Serum Magnesium and Risk of Cardiovascular Events

In the general population there are associations between hypomagnesemia and cardiovascular events and between hypermagnesemia and overall mortality. However, according to Isabel Galán Carrillo, MD, and colleagues, the data in patients with chronic kidney disease (CKD) are not as strong. The researchers conducted an observational study to examine the relationship between serum magnesium (SMg) concentration and cardiovascular morbidity and mortality, all-cause mortality, and progression to kidney failure in a population of patients with CKD. Results were reported in the Journal of Renal Nutrition [2021;31(5):494-502].

The study included 746 patients with CKD. Baseline characteristics and analytical profile were collected at the first study visit. Patients were followed for a mean of 42.6 months. Mean age was 70 years, 62.9% of the cohort were male, 45.2% had CKD stage 3, and 35.9% had CKD stage 4. Mean SMg concentration was 2.09 mg/dL, with a close correlation between SMg concentration and serum creatinine, phosphorus, and intact parathyroid hormone (iPTH) values.

There was an association between use of calcitriol and higher SMg concentration; calcium supplements and proton pump inhibitors were associated with lower SMg concentration.

In both unadjusted and adjusted analysis, patients with hypermagnesemia had an overall higher risk of cardiovascular events (adjusted hazard ratio [aHR, 1.34; 95% confidence interval [CI], 1.02-1.77; P=.037). Patients with hypermagnesemia also had a higher risk of all-cause mortality (HR, 1.54; 95% CI, 1.00-2.31; P=.049).

Following a propensity score matching for SMg concentration, the researchers identified two comparable groups of 287 patients each. Again, the group with hypermagnesemia had higher all-cause mortality, that persisted in the Cox model adjusted for calcium, phosphorus, and iPTH. There was no association between SMg concentration and initiation of kidney replacement therapy.
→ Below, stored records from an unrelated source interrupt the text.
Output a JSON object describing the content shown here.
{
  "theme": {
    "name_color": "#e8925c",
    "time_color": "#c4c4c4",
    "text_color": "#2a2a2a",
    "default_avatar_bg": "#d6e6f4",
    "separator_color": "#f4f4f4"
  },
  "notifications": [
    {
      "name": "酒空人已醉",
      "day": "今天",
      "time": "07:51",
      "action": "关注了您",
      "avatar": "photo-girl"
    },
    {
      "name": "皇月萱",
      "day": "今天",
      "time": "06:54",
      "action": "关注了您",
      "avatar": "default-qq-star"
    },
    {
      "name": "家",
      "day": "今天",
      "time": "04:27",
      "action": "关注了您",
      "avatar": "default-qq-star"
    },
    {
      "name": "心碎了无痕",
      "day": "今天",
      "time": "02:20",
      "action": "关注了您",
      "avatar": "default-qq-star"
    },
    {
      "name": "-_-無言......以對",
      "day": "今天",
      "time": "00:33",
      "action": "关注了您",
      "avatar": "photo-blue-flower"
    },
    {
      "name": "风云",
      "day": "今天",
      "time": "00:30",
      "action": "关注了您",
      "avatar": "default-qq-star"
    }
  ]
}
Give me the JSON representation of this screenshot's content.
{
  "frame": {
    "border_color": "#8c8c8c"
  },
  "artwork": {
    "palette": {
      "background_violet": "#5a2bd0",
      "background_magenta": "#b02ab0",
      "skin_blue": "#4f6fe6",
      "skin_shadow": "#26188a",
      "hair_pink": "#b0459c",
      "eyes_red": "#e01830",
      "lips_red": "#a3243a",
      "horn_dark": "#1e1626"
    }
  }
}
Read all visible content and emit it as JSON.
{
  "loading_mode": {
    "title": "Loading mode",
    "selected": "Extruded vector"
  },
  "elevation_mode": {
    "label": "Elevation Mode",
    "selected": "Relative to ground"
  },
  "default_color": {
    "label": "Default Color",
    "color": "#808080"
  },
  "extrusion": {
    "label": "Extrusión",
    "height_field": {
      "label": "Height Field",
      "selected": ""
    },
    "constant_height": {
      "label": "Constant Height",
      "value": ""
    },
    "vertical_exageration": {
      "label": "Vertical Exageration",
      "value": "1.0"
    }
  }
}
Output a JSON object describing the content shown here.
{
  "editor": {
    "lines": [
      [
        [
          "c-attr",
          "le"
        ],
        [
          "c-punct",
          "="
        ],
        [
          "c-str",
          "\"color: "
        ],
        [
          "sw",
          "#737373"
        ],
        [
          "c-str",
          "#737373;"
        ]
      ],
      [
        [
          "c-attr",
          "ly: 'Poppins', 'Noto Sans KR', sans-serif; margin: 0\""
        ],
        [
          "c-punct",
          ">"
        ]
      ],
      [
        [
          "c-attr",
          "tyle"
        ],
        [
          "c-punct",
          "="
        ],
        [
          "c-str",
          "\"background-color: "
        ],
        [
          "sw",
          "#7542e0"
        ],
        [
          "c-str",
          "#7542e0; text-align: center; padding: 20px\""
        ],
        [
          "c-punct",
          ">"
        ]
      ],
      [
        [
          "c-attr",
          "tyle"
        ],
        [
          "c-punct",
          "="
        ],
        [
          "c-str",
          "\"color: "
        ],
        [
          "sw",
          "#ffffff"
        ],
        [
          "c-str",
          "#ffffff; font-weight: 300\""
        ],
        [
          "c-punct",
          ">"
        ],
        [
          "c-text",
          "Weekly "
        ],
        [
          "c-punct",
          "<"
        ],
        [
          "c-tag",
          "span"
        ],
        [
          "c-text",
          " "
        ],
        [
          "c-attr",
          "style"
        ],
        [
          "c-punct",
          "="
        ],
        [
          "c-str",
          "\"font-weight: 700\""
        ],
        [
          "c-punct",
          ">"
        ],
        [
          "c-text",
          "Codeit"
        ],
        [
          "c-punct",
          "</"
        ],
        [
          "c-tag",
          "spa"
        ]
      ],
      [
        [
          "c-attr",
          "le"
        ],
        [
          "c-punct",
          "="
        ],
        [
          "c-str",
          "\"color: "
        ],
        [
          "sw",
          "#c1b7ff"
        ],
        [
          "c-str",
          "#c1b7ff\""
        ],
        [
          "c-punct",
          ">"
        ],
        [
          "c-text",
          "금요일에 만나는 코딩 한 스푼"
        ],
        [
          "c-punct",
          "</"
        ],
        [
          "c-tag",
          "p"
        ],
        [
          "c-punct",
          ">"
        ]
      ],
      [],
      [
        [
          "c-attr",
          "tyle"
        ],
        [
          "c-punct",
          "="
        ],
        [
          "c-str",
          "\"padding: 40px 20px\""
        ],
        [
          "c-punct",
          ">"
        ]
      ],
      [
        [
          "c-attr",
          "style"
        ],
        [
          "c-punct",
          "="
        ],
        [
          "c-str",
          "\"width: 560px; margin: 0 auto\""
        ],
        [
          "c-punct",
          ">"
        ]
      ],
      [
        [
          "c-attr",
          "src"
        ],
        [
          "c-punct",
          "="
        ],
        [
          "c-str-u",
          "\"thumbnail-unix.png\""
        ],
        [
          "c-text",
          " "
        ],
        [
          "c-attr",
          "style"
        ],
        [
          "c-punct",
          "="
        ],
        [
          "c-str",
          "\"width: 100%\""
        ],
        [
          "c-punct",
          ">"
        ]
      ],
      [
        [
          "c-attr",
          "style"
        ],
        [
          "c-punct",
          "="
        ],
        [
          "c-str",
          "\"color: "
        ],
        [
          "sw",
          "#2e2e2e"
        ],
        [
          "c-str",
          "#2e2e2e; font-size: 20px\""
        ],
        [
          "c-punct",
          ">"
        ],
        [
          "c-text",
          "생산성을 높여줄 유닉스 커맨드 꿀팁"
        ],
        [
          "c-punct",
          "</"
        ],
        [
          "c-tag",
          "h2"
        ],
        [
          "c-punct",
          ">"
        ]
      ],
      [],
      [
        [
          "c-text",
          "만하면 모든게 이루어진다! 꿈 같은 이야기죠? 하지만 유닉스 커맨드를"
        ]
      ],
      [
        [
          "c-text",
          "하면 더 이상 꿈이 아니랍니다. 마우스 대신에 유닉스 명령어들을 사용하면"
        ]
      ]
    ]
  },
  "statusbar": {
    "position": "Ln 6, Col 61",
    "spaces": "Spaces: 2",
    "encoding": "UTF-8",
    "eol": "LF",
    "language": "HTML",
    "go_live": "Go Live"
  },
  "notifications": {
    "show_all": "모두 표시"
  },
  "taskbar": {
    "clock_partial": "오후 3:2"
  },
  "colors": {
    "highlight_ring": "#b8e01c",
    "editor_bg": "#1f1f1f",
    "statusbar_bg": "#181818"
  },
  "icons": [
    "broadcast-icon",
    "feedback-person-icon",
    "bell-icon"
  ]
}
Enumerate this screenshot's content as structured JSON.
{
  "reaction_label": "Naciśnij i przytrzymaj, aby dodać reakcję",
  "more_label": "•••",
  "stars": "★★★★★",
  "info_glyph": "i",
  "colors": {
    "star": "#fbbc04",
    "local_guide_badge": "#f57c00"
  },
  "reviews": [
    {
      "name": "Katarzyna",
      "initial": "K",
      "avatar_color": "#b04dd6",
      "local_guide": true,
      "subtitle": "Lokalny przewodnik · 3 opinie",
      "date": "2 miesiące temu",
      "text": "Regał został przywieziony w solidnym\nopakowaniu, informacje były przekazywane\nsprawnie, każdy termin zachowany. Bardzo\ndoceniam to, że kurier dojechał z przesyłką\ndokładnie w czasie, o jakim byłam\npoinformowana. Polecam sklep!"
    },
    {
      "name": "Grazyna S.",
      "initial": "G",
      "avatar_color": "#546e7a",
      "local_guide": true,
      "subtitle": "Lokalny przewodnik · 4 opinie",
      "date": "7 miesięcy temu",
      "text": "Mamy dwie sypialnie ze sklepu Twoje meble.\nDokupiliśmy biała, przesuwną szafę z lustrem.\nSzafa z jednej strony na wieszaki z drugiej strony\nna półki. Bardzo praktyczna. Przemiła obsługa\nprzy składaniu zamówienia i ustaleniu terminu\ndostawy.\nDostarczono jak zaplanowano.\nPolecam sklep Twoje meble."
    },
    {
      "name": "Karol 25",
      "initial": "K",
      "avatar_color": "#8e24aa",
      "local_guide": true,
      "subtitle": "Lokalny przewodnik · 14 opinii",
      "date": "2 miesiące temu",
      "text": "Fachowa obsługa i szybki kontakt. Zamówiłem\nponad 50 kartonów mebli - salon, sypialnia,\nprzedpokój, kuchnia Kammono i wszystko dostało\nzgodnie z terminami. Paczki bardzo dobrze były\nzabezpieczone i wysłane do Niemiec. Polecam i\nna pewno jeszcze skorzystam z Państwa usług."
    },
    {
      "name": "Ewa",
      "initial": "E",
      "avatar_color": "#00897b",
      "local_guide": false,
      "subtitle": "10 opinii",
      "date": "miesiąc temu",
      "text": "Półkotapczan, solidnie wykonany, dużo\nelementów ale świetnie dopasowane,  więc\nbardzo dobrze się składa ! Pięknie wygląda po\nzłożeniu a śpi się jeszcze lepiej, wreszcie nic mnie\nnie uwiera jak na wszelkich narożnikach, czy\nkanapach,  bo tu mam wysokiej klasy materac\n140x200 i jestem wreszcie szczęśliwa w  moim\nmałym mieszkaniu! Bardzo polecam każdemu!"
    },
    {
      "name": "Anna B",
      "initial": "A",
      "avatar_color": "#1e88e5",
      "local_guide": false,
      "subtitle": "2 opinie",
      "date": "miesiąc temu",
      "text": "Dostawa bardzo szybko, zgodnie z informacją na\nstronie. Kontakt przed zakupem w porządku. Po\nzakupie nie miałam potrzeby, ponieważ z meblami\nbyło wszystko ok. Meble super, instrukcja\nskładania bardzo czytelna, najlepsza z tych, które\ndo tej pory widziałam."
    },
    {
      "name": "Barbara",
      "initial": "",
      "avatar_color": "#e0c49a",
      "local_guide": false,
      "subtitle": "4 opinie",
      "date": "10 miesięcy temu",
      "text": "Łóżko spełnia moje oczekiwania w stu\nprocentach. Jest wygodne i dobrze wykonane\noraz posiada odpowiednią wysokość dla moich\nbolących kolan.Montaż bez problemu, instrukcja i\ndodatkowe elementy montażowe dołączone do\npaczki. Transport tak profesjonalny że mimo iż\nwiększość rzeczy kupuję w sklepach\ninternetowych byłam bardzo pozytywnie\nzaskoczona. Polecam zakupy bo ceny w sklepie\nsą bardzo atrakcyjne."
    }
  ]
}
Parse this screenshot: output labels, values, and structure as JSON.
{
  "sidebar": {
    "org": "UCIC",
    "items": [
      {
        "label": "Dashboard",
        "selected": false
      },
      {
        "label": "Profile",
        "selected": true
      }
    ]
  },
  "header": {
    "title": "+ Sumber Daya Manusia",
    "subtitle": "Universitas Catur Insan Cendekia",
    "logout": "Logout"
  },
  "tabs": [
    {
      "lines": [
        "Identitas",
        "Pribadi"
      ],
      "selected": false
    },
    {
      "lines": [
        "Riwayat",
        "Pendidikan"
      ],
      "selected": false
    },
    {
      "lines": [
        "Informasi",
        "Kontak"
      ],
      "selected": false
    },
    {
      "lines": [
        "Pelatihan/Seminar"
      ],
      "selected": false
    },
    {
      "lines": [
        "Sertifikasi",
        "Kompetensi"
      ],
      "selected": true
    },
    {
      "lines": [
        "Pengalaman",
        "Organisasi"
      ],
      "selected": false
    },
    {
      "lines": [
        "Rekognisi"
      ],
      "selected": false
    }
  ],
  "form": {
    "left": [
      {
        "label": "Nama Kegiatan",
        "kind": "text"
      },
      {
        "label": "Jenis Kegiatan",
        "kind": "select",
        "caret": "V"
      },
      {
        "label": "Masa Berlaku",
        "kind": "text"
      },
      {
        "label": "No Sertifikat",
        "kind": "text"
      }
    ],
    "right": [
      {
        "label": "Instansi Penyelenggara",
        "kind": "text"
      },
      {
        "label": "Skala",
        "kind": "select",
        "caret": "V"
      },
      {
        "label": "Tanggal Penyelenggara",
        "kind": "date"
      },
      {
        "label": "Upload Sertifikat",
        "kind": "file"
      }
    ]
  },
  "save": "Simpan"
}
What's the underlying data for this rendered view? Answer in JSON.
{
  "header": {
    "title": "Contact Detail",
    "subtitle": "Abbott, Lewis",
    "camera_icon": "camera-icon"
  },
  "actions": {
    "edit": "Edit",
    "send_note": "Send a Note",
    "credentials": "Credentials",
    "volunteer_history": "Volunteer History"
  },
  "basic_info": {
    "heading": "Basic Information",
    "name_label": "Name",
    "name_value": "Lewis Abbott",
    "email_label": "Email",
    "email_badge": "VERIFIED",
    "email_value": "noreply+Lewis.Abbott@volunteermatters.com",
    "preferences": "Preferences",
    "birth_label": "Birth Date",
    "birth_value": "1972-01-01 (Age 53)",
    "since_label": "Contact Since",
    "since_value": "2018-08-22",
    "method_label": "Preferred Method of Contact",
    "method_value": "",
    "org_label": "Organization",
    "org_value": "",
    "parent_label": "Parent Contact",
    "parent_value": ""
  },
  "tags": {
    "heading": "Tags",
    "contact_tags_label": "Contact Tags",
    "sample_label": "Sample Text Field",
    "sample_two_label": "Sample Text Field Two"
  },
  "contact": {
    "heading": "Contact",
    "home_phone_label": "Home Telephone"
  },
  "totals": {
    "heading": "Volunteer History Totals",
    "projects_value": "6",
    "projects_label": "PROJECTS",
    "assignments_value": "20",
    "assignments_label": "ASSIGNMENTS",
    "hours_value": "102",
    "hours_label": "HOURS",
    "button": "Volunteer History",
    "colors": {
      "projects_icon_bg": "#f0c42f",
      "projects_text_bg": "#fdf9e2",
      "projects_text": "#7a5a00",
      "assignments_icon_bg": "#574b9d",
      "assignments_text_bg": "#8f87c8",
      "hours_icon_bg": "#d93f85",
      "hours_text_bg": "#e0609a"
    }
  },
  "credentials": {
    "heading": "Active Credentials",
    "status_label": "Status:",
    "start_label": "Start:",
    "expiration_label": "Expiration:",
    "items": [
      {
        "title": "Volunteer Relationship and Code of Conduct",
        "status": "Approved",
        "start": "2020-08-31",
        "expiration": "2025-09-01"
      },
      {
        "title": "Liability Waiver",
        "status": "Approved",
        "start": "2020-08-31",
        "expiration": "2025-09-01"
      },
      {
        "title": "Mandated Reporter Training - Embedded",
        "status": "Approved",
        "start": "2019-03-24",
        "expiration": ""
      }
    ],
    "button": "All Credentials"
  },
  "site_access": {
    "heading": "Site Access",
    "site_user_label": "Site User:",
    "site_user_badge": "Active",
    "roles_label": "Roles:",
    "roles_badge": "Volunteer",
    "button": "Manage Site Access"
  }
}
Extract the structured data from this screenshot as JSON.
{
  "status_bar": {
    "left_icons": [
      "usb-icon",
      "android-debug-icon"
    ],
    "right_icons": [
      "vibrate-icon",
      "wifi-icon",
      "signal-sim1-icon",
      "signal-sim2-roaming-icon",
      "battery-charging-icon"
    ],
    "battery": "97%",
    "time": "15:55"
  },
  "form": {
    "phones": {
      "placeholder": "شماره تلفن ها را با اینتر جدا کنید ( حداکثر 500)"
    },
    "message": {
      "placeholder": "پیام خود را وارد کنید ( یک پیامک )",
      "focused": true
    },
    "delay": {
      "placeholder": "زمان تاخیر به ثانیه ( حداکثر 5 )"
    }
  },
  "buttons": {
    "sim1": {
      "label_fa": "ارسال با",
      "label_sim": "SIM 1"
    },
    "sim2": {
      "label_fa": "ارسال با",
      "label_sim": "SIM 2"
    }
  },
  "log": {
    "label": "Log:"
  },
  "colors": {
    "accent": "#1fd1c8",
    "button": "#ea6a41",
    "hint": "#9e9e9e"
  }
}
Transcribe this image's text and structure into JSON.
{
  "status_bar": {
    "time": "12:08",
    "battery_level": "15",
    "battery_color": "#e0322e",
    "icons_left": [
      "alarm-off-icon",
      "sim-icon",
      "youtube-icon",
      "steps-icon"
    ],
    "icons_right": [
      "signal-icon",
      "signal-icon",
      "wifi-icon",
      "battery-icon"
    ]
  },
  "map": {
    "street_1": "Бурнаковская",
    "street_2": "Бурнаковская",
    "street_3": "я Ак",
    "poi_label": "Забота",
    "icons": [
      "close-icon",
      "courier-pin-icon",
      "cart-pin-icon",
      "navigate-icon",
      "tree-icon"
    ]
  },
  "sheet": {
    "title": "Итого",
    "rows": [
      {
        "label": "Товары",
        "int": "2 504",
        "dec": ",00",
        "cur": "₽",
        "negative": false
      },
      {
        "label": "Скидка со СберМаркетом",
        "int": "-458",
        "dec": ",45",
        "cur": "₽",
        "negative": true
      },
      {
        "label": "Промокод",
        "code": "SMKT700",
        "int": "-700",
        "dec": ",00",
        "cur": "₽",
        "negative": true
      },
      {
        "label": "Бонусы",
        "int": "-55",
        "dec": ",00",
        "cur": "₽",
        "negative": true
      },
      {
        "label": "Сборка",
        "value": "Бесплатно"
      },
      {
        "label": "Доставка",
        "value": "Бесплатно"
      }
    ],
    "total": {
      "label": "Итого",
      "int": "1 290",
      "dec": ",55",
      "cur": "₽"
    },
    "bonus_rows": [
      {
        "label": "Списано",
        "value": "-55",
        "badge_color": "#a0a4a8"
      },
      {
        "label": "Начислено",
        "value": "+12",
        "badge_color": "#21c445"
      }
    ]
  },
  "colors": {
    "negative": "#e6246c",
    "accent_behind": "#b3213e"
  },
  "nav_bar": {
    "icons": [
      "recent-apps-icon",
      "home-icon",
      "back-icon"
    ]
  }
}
In conclusion, the authors said, “Magnesium concentration increases with decreasing kidney function. Hypermagnesemia predicts cardiovascular events and all-cause mortality in this same population, Thus, magnesium supplementation should be used with caution in these patients.”